Eclypsium security researchers have found a new set of vulnerabilities in the management control firmware used on some Supermicro motherboards. As a result, more than 47,000 of the manufacturer’s servers are vulnerable to attacks.
The vulnerabilities have been named USBAnywhere by the researchers. The errors are in the company’s X9, X10 and X11 boards, writes SiliconAngle.
The vulnerabilities allow hackers to mount a virtual USB drive. The attacker can then, among other things, implant malware and change server settings. The attack can be carried out remotely.
According to the researchers, threats at this level can easily undermine traditional security measures. This puts the device and the integrity of the data on the device at risk. For this reason, organizations must treat these layers of security with the attention they deserve.
Series of errors

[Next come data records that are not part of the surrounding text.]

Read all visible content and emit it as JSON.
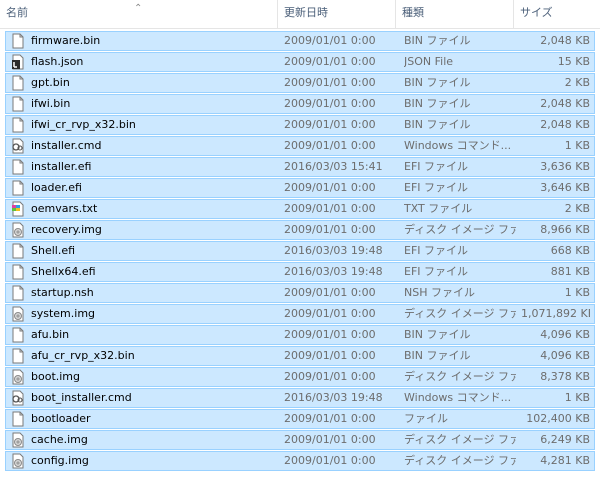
{
  "columns": {
    "name": "名前",
    "date": "更新日時",
    "type": "種類",
    "size": "サイズ"
  },
  "files": [
    {
      "name": "firmware.bin",
      "date": "2009/01/01 0:00",
      "type": "BIN ファイル",
      "size": "2,048 KB",
      "icon": "generic-file-icon"
    },
    {
      "name": "flash.json",
      "date": "2009/01/01 0:00",
      "type": "JSON File",
      "size": "15 KB",
      "icon": "json-file-icon"
    },
    {
      "name": "gpt.bin",
      "date": "2009/01/01 0:00",
      "type": "BIN ファイル",
      "size": "2 KB",
      "icon": "generic-file-icon"
    },
    {
      "name": "ifwi.bin",
      "date": "2009/01/01 0:00",
      "type": "BIN ファイル",
      "size": "2,048 KB",
      "icon": "generic-file-icon"
    },
    {
      "name": "ifwi_cr_rvp_x32.bin",
      "date": "2009/01/01 0:00",
      "type": "BIN ファイル",
      "size": "2,048 KB",
      "icon": "generic-file-icon"
    },
    {
      "name": "installer.cmd",
      "date": "2009/01/01 0:00",
      "type": "Windows コマンド...",
      "size": "1 KB",
      "icon": "cmd-file-icon"
    },
    {
      "name": "installer.efi",
      "date": "2016/03/03 15:41",
      "type": "EFI ファイル",
      "size": "3,636 KB",
      "icon": "generic-file-icon"
    },
    {
      "name": "loader.efi",
      "date": "2009/01/01 0:00",
      "type": "EFI ファイル",
      "size": "3,646 KB",
      "icon": "generic-file-icon"
    },
    {
      "name": "oemvars.txt",
      "date": "2009/01/01 0:00",
      "type": "TXT ファイル",
      "size": "2 KB",
      "icon": "txt-file-icon"
    },
    {
      "name": "recovery.img",
      "date": "2009/01/01 0:00",
      "type": "ディスク イメージ ファ",
      "size": "8,966 KB",
      "icon": "disk-image-icon"
    },
    {
      "name": "Shell.efi",
      "date": "2016/03/03 19:48",
      "type": "EFI ファイル",
      "size": "668 KB",
      "icon": "generic-file-icon"
    },
    {
      "name": "Shellx64.efi",
      "date": "2016/03/03 19:48",
      "type": "EFI ファイル",
      "size": "881 KB",
      "icon": "generic-file-icon"
    },
    {
      "name": "startup.nsh",
      "date": "2009/01/01 0:00",
      "type": "NSH ファイル",
      "size": "1 KB",
      "icon": "generic-file-icon"
    },
    {
      "name": "system.img",
      "date": "2009/01/01 0:00",
      "type": "ディスク イメージ ファ",
      "size": "1,071,892 KB",
      "icon": "disk-image-icon"
    },
    {
      "name": "afu.bin",
      "date": "2009/01/01 0:00",
      "type": "BIN ファイル",
      "size": "4,096 KB",
      "icon": "generic-file-icon"
    },
    {
      "name": "afu_cr_rvp_x32.bin",
      "date": "2009/01/01 0:00",
      "type": "BIN ファイル",
      "size": "4,096 KB",
      "icon": "generic-file-icon"
    },
    {
      "name": "boot.img",
      "date": "2009/01/01 0:00",
      "type": "ディスク イメージ ファ",
      "size": "8,378 KB",
      "icon": "disk-image-icon"
    },
    {
      "name": "boot_installer.cmd",
      "date": "2016/03/03 19:48",
      "type": "Windows コマンド...",
      "size": "1 KB",
      "icon": "cmd-file-icon"
    },
    {
      "name": "bootloader",
      "date": "2009/01/01 0:00",
      "type": "ファイル",
      "size": "102,400 KB",
      "icon": "generic-file-icon"
    },
    {
      "name": "cache.img",
      "date": "2009/01/01 0:00",
      "type": "ディスク イメージ ファ",
      "size": "6,249 KB",
      "icon": "disk-image-icon"
    },
    {
      "name": "config.img",
      "date": "2009/01/01 0:00",
      "type": "ディスク イメージ ファ",
      "size": "4,281 KB",
      "icon": "disk-image-icon"
    }
  ]
}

The vulnerabilities of USBAnywhere are the result of a series of errors that Supermicro made when designing a Java application. That application is used by the baseboard management controllers in the servers.

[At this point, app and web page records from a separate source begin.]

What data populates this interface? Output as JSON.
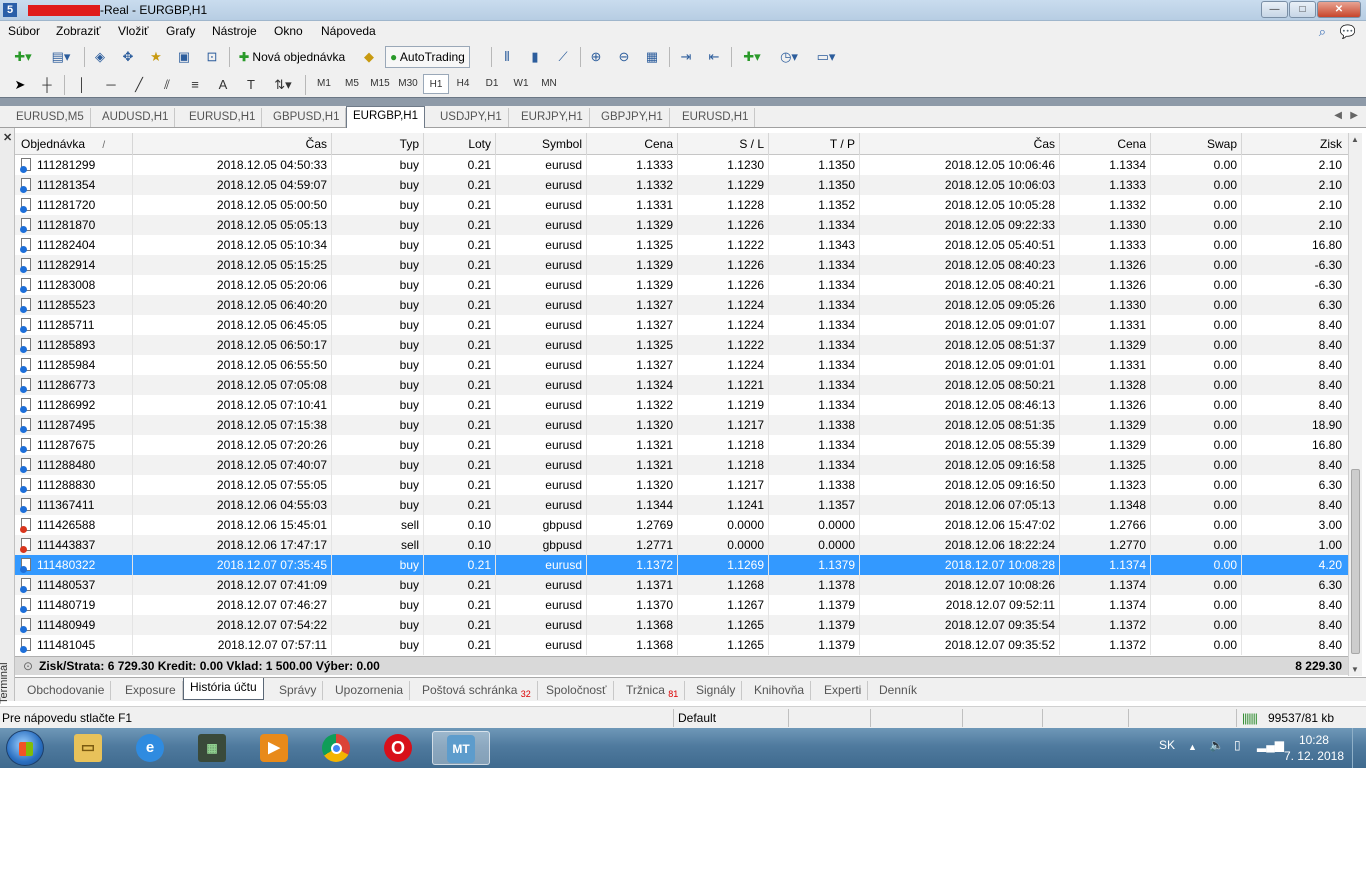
{
  "window": {
    "title": "-Real - EURGBP,H1",
    "min": "—",
    "max": "□",
    "close": "✕"
  },
  "menu": [
    "Súbor",
    "Zobraziť",
    "Vložiť",
    "Grafy",
    "Nástroje",
    "Okno",
    "Nápoveda"
  ],
  "toolbar": {
    "new_order": "Nová objednávka",
    "autotrading": "AutoTrading",
    "timeframes": [
      "M1",
      "M5",
      "M15",
      "M30",
      "H1",
      "H4",
      "D1",
      "W1",
      "MN"
    ],
    "active_timeframe": "H1"
  },
  "chart_tabs": [
    "EURUSD,M5",
    "AUDUSD,H1",
    "EURUSD,H1",
    "GBPUSD,H1",
    "EURGBP,H1",
    "USDJPY,H1",
    "EURJPY,H1",
    "GBPJPY,H1",
    "EURUSD,H1"
  ],
  "active_chart_tab": "EURGBP,H1",
  "terminal": {
    "label": "Terminál",
    "columns": [
      "Objednávka",
      "Čas",
      "Typ",
      "Loty",
      "Symbol",
      "Cena",
      "S / L",
      "T / P",
      "Čas",
      "Cena",
      "Swap",
      "Zisk"
    ],
    "sort_indicator": "/",
    "rows": [
      [
        "111281299",
        "2018.12.05 04:50:33",
        "buy",
        "0.21",
        "eurusd",
        "1.1333",
        "1.1230",
        "1.1350",
        "2018.12.05 10:06:46",
        "1.1334",
        "0.00",
        "2.10"
      ],
      [
        "111281354",
        "2018.12.05 04:59:07",
        "buy",
        "0.21",
        "eurusd",
        "1.1332",
        "1.1229",
        "1.1350",
        "2018.12.05 10:06:03",
        "1.1333",
        "0.00",
        "2.10"
      ],
      [
        "111281720",
        "2018.12.05 05:00:50",
        "buy",
        "0.21",
        "eurusd",
        "1.1331",
        "1.1228",
        "1.1352",
        "2018.12.05 10:05:28",
        "1.1332",
        "0.00",
        "2.10"
      ],
      [
        "111281870",
        "2018.12.05 05:05:13",
        "buy",
        "0.21",
        "eurusd",
        "1.1329",
        "1.1226",
        "1.1334",
        "2018.12.05 09:22:33",
        "1.1330",
        "0.00",
        "2.10"
      ],
      [
        "111282404",
        "2018.12.05 05:10:34",
        "buy",
        "0.21",
        "eurusd",
        "1.1325",
        "1.1222",
        "1.1343",
        "2018.12.05 05:40:51",
        "1.1333",
        "0.00",
        "16.80"
      ],
      [
        "111282914",
        "2018.12.05 05:15:25",
        "buy",
        "0.21",
        "eurusd",
        "1.1329",
        "1.1226",
        "1.1334",
        "2018.12.05 08:40:23",
        "1.1326",
        "0.00",
        "-6.30"
      ],
      [
        "111283008",
        "2018.12.05 05:20:06",
        "buy",
        "0.21",
        "eurusd",
        "1.1329",
        "1.1226",
        "1.1334",
        "2018.12.05 08:40:21",
        "1.1326",
        "0.00",
        "-6.30"
      ],
      [
        "111285523",
        "2018.12.05 06:40:20",
        "buy",
        "0.21",
        "eurusd",
        "1.1327",
        "1.1224",
        "1.1334",
        "2018.12.05 09:05:26",
        "1.1330",
        "0.00",
        "6.30"
      ],
      [
        "111285711",
        "2018.12.05 06:45:05",
        "buy",
        "0.21",
        "eurusd",
        "1.1327",
        "1.1224",
        "1.1334",
        "2018.12.05 09:01:07",
        "1.1331",
        "0.00",
        "8.40"
      ],
      [
        "111285893",
        "2018.12.05 06:50:17",
        "buy",
        "0.21",
        "eurusd",
        "1.1325",
        "1.1222",
        "1.1334",
        "2018.12.05 08:51:37",
        "1.1329",
        "0.00",
        "8.40"
      ],
      [
        "111285984",
        "2018.12.05 06:55:50",
        "buy",
        "0.21",
        "eurusd",
        "1.1327",
        "1.1224",
        "1.1334",
        "2018.12.05 09:01:01",
        "1.1331",
        "0.00",
        "8.40"
      ],
      [
        "111286773",
        "2018.12.05 07:05:08",
        "buy",
        "0.21",
        "eurusd",
        "1.1324",
        "1.1221",
        "1.1334",
        "2018.12.05 08:50:21",
        "1.1328",
        "0.00",
        "8.40"
      ],
      [
        "111286992",
        "2018.12.05 07:10:41",
        "buy",
        "0.21",
        "eurusd",
        "1.1322",
        "1.1219",
        "1.1334",
        "2018.12.05 08:46:13",
        "1.1326",
        "0.00",
        "8.40"
      ],
      [
        "111287495",
        "2018.12.05 07:15:38",
        "buy",
        "0.21",
        "eurusd",
        "1.1320",
        "1.1217",
        "1.1338",
        "2018.12.05 08:51:35",
        "1.1329",
        "0.00",
        "18.90"
      ],
      [
        "111287675",
        "2018.12.05 07:20:26",
        "buy",
        "0.21",
        "eurusd",
        "1.1321",
        "1.1218",
        "1.1334",
        "2018.12.05 08:55:39",
        "1.1329",
        "0.00",
        "16.80"
      ],
      [
        "111288480",
        "2018.12.05 07:40:07",
        "buy",
        "0.21",
        "eurusd",
        "1.1321",
        "1.1218",
        "1.1334",
        "2018.12.05 09:16:58",
        "1.1325",
        "0.00",
        "8.40"
      ],
      [
        "111288830",
        "2018.12.05 07:55:05",
        "buy",
        "0.21",
        "eurusd",
        "1.1320",
        "1.1217",
        "1.1338",
        "2018.12.05 09:16:50",
        "1.1323",
        "0.00",
        "6.30"
      ],
      [
        "111367411",
        "2018.12.06 04:55:03",
        "buy",
        "0.21",
        "eurusd",
        "1.1344",
        "1.1241",
        "1.1357",
        "2018.12.06 07:05:13",
        "1.1348",
        "0.00",
        "8.40"
      ],
      [
        "111426588",
        "2018.12.06 15:45:01",
        "sell",
        "0.10",
        "gbpusd",
        "1.2769",
        "0.0000",
        "0.0000",
        "2018.12.06 15:47:02",
        "1.2766",
        "0.00",
        "3.00"
      ],
      [
        "111443837",
        "2018.12.06 17:47:17",
        "sell",
        "0.10",
        "gbpusd",
        "1.2771",
        "0.0000",
        "0.0000",
        "2018.12.06 18:22:24",
        "1.2770",
        "0.00",
        "1.00"
      ],
      [
        "111480322",
        "2018.12.07 07:35:45",
        "buy",
        "0.21",
        "eurusd",
        "1.1372",
        "1.1269",
        "1.1379",
        "2018.12.07 10:08:28",
        "1.1374",
        "0.00",
        "4.20"
      ],
      [
        "111480537",
        "2018.12.07 07:41:09",
        "buy",
        "0.21",
        "eurusd",
        "1.1371",
        "1.1268",
        "1.1378",
        "2018.12.07 10:08:26",
        "1.1374",
        "0.00",
        "6.30"
      ],
      [
        "111480719",
        "2018.12.07 07:46:27",
        "buy",
        "0.21",
        "eurusd",
        "1.1370",
        "1.1267",
        "1.1379",
        "2018.12.07 09:52:11",
        "1.1374",
        "0.00",
        "8.40"
      ],
      [
        "111480949",
        "2018.12.07 07:54:22",
        "buy",
        "0.21",
        "eurusd",
        "1.1368",
        "1.1265",
        "1.1379",
        "2018.12.07 09:35:54",
        "1.1372",
        "0.00",
        "8.40"
      ],
      [
        "111481045",
        "2018.12.07 07:57:11",
        "buy",
        "0.21",
        "eurusd",
        "1.1368",
        "1.1265",
        "1.1379",
        "2018.12.07 09:35:52",
        "1.1372",
        "0.00",
        "8.40"
      ]
    ],
    "selected_row": 20,
    "summary": "Zisk/Strata: 6 729.30  Kredit: 0.00  Vklad: 1 500.00  Výber: 0.00",
    "total": "8 229.30"
  },
  "bottom_tabs": [
    {
      "label": "Obchodovanie",
      "badge": ""
    },
    {
      "label": "Exposure",
      "badge": ""
    },
    {
      "label": "História účtu",
      "badge": ""
    },
    {
      "label": "Správy",
      "badge": ""
    },
    {
      "label": "Upozornenia",
      "badge": ""
    },
    {
      "label": "Poštová schránka",
      "badge": "32"
    },
    {
      "label": "Spoločnosť",
      "badge": ""
    },
    {
      "label": "Tržnica",
      "badge": "81"
    },
    {
      "label": "Signály",
      "badge": ""
    },
    {
      "label": "Knihovňa",
      "badge": ""
    },
    {
      "label": "Experti",
      "badge": ""
    },
    {
      "label": "Denník",
      "badge": ""
    }
  ],
  "active_bottom_tab": "História účtu",
  "status": {
    "help": "Pre nápovedu stlačte F1",
    "profile": "Default",
    "traffic": "99537/81 kb"
  },
  "taskbar": {
    "language": "SK",
    "time": "10:28",
    "date": "7. 12. 2018",
    "apps": [
      "file-explorer-icon",
      "internet-explorer-icon",
      "terminal-app-icon",
      "media-player-icon",
      "chrome-icon",
      "opera-icon",
      "metatrader-icon"
    ]
  },
  "colors": {
    "selection": "#3399ff",
    "buy_dot": "#1e6fd9",
    "sell_dot": "#d9361e"
  }
}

The application allows plain-text authentication and does not encrypt network traffic by default. If the encryption is enabled, it is weak and can be cracked by attackers. There are also possibilities to bypass authentication if a user has first authenticated to the virtual media service and then disconnected.
The internal state is linked to the socket file descriptor number of a user. A new user who receives the same number from the BMC’s operating system inherits that internal state, according to the researchers.
Eclypsium reported the vulnerabilities to Supermicro before announcing them. The two companies have worked together on solutions to the problems, which can now be downloaded from Supermicro’s Security Center.
All organizations that use Supermicro X, X10 or X11 are advised to patch their servers as soon as possible.